Skip to next paragraph A common line holds that since Napoleon, no two "mature" democracies have ever fought a war against each other. Why don't democracies typically fight each other? If they don't, how does that affect the ethics of shaping the world in the American image and likeness?

Kidder: I think what happens is that first of all, the essence of democracy, there are controls and checks and balances... [They] make it difficult for a country to get itself in a situation of tyranny that would [lead it to] say "Yes, we're going to fight this war no matter what."

Now, that doesn't speak to the short term. One of the things that critics of the Bush administration have pointed out: We've come close to that now. It's as though the military and political apparatus has been taken over by a group that said "We're going to fight no matter what." But then you look at the polling data. Most people in this democracy are in favor of that.

I also think probably war is the last and most stupid and idiotic of the methodologies whereby one resolves conflict .... Most democracies are sophisticated enough to realize the cost of war, and they realize the need for compromise.... I want to read something to you. This is an excerpt from a recent Monitor article:

"There were waves and waves of people coming at them, with AK-47s, out of this factory, and they were killing everyone," says Lieutenant Colonel Radcliffe. "The commander called and said, 'This is not right. This is insane. Let's hit the factory with close air support and take them out all at once.'"

For some soldiers, trauma is already sinking in. "For lack of a better word, I feel almost guilty about the massacre," says one soldier privately. "We wasted a lot of people. It makes you wonder how many were innocent. It takes away some of the pride. We won, but at what cost?"

Can you comment on the ethical situations these young soldiers are facing? How do they make sense of moral courage in these situations?

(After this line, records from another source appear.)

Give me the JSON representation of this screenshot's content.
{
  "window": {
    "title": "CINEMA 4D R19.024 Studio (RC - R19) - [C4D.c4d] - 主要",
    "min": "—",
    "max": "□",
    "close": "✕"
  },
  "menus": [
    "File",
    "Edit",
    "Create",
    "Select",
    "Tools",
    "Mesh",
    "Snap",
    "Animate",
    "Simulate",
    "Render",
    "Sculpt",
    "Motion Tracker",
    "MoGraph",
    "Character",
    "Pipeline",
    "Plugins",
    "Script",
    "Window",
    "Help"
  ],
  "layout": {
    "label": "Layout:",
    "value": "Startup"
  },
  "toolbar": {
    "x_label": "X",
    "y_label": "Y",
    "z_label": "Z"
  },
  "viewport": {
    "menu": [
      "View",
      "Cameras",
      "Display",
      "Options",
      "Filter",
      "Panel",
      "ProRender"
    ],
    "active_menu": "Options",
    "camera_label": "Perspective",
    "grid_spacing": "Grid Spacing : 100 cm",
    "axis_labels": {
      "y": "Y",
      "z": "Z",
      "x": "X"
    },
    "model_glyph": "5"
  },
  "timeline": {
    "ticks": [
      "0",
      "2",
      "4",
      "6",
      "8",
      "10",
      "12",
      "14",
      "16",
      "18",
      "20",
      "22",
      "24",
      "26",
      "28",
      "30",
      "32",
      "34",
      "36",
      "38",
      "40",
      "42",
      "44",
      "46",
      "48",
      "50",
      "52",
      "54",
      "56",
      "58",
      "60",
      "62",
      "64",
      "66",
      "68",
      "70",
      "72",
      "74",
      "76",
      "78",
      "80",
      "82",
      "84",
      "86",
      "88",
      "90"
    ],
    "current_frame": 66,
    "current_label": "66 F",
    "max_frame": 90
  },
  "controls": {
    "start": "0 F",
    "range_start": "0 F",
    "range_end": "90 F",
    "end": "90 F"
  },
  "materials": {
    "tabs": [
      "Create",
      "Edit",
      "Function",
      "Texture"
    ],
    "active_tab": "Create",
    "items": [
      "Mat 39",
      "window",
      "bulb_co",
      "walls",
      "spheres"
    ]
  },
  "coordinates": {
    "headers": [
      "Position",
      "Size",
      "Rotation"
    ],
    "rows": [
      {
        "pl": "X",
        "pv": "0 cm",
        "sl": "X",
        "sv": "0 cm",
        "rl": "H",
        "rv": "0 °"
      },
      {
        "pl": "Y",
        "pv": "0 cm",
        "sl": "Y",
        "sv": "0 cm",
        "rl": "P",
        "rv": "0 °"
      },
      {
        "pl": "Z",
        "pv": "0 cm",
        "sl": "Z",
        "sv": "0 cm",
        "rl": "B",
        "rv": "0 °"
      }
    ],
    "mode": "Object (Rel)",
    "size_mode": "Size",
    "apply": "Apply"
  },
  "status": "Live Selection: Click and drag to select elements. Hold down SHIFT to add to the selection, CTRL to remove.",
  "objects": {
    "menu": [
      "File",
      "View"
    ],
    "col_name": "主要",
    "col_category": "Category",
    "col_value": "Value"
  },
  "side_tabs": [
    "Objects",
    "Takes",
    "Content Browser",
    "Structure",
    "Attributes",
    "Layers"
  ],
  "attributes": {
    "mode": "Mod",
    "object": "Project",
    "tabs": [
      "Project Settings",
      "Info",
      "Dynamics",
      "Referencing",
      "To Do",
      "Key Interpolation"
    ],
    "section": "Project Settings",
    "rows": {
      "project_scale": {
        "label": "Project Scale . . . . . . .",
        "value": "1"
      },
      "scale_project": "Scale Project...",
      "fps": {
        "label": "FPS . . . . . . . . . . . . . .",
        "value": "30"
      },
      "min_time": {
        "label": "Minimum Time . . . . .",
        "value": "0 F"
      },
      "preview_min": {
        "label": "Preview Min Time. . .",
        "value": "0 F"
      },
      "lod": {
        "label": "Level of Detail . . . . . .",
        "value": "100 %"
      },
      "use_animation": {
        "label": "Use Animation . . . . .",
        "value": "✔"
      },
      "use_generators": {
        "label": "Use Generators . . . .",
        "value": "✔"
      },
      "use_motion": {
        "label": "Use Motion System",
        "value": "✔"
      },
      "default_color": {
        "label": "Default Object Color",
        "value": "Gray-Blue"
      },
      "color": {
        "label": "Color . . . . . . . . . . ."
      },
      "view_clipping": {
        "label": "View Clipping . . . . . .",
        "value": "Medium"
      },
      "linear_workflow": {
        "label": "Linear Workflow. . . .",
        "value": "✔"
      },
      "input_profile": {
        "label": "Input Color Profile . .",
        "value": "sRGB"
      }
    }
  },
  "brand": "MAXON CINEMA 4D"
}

Are they being trained for this kind of dilemma?

Kidder: We've not done a good job raising the next generation to understand the need for a meaningful philosophy of life. There's some polling data suggesting that younger people aren't interested in a philosophy of life. They're looking for success.

Suddenly in these [war] situations, these metaphysical questions confront you. As Americans, we're not very prepared for this. We're not a very introspective culture. It's as if we say: "We don't think great existential thoughts, we're not French. We get the work done."

Suddenly, though, in doing the course of work in war, we're coming face to face with the heart of darkness. These are profound wrenching questions.

Imagine, if just two weeks before they had ... bombed Jacksonville, Florida. Well, these soldiers wouldn't hesitate in fighting. They'd say, "It doesn't matter, they're not innocent." But these days, there's such an asymmetry, our weapons are so darn good, we have the luxury of asking those questions.

Look at casualty counts from WWII, even Vietnam. They were orders of magnitude higher. Nobody in Vietnam was raising those questions. Soldiers were saying, "If I can save a few more soldiers by mowing down these 500, by God, I'll do it." In a sense, and I don't want to celebrate this fact, that are our soldiers are in anguish is a kind of privileged philosophical position. That's been unavailable in previous generations.

Our question is: How do we deal with that? It may be harder and harder to find young people willing to do the work of war. It may not be a bad thing. That's what commander on ground [in the story excerpt] is responding to. War has become a bit sterile and antiseptic. We're bombing people you can never see, from hundreds of miles away with a Tomahawk missile. The old-fashioned warfare, where the enemy sets at you in waves, causes you to suddenly think there must be a better way to treat this. Do it all at once with a bomb from distance. The problem there is then you don't have to think about it. I suppose I'd always want people to think about it.